Exercise data:
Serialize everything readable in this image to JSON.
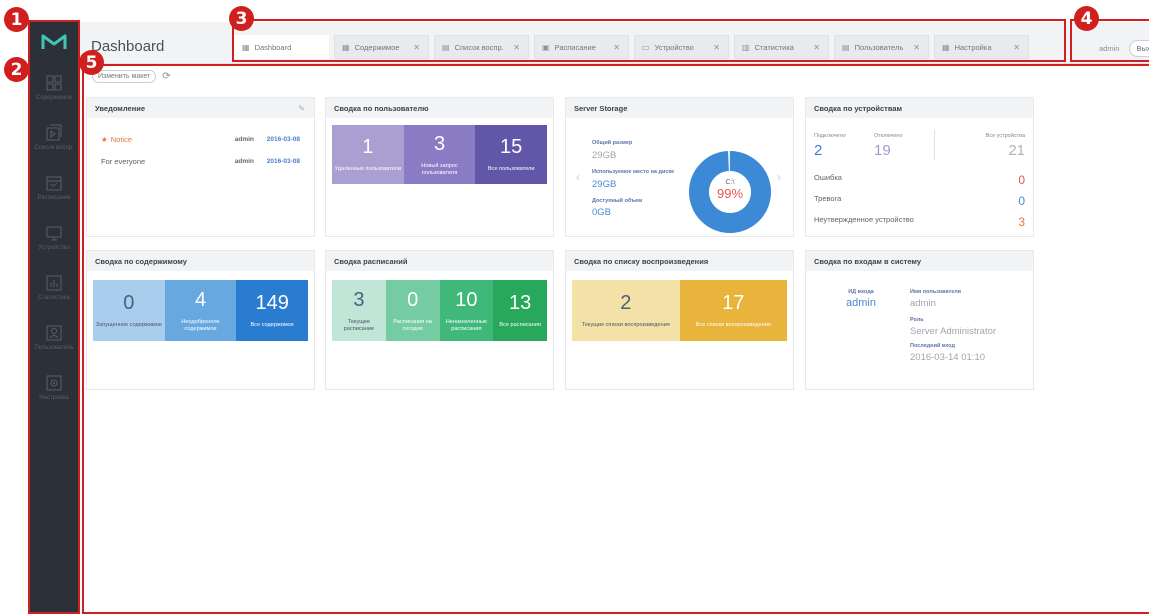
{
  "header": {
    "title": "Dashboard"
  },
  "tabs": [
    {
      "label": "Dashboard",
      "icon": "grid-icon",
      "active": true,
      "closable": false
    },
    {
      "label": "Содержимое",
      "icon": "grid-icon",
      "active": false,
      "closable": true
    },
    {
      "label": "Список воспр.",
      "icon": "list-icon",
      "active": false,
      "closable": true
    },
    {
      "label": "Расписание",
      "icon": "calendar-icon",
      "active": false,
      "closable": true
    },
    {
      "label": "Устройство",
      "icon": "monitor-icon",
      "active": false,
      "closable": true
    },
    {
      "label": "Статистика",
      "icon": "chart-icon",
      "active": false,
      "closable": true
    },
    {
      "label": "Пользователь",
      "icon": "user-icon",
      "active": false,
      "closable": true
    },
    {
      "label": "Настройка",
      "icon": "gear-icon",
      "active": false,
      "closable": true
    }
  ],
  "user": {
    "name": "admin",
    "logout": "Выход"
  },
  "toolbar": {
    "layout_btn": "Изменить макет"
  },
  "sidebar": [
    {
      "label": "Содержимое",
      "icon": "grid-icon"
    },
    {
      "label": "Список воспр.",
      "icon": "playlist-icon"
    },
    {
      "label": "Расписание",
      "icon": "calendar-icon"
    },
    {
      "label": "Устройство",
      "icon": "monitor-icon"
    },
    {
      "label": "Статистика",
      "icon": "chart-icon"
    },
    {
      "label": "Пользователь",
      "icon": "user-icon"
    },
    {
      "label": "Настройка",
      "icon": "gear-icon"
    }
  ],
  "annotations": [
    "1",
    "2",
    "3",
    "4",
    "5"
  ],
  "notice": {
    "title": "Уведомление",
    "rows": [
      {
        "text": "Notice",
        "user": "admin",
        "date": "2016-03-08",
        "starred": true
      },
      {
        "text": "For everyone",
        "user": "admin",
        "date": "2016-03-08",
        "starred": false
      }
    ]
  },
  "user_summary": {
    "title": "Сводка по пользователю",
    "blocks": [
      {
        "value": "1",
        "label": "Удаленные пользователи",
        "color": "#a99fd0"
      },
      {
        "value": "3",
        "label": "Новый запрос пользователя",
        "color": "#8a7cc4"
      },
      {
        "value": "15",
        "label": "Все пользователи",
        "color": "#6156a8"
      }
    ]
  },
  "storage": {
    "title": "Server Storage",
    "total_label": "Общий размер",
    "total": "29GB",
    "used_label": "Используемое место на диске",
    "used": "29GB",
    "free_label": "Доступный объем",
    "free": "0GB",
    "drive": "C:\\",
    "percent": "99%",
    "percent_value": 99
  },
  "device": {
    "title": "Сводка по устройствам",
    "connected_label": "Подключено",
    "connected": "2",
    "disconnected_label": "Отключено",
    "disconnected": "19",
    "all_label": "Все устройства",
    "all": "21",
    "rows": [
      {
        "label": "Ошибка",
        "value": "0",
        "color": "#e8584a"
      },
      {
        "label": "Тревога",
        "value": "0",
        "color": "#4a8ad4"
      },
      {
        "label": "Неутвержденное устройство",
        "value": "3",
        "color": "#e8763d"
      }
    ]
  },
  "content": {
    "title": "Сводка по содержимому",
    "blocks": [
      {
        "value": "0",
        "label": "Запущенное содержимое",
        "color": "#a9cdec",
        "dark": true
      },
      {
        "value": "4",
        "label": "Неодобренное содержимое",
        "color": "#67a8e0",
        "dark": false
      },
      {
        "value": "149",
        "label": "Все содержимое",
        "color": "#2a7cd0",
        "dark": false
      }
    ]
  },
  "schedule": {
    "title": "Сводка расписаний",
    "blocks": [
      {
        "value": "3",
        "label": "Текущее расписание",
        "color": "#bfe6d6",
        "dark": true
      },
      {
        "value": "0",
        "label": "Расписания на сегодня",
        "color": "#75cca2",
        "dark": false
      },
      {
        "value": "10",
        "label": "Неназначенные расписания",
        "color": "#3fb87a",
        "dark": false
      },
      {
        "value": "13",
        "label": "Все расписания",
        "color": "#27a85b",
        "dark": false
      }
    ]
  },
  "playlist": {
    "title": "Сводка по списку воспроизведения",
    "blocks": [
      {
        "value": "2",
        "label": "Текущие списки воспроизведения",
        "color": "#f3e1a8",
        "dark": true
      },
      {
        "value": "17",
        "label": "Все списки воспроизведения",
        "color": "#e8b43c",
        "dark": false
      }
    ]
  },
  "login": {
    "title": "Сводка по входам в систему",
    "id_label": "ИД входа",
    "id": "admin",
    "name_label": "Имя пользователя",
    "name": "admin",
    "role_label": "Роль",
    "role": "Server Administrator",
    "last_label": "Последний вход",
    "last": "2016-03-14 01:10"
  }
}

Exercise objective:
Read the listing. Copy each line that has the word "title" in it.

Output of the exercise:
    "title": "Dashboard"
    "title": "Уведомление",
    "title": "Сводка по пользователю",
    "title": "Server Storage",
    "title": "Сводка по устройствам",
    "title": "Сводка по содержимому",
    "title": "Сводка расписаний",
    "title": "Сводка по списку воспроизведения",
    "title": "Сводка по входам в систему",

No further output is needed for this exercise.